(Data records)
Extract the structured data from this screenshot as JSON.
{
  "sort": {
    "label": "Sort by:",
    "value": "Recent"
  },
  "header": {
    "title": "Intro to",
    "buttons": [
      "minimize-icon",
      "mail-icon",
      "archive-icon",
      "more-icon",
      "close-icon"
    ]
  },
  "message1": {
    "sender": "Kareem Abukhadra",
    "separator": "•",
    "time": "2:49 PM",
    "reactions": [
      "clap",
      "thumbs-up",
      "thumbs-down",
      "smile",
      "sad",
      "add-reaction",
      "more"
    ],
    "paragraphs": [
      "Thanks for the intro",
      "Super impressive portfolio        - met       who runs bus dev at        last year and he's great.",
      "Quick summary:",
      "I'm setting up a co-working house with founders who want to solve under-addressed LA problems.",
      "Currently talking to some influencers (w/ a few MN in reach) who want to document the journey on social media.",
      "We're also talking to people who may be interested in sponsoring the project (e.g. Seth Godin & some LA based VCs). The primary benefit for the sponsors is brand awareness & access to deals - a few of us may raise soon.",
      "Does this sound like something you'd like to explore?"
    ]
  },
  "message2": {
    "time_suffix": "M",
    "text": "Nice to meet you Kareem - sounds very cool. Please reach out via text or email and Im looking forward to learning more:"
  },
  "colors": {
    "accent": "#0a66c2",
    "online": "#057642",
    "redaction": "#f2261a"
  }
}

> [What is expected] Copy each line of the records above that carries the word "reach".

> [Response for this exercise]
      "Currently talking to some influencers (w/ a few MN in reach) who want to document the journey on social media.",
    "text": "Nice to meet you Kareem - sounds very cool. Please reach out via text or email and Im looking forward to learning more:"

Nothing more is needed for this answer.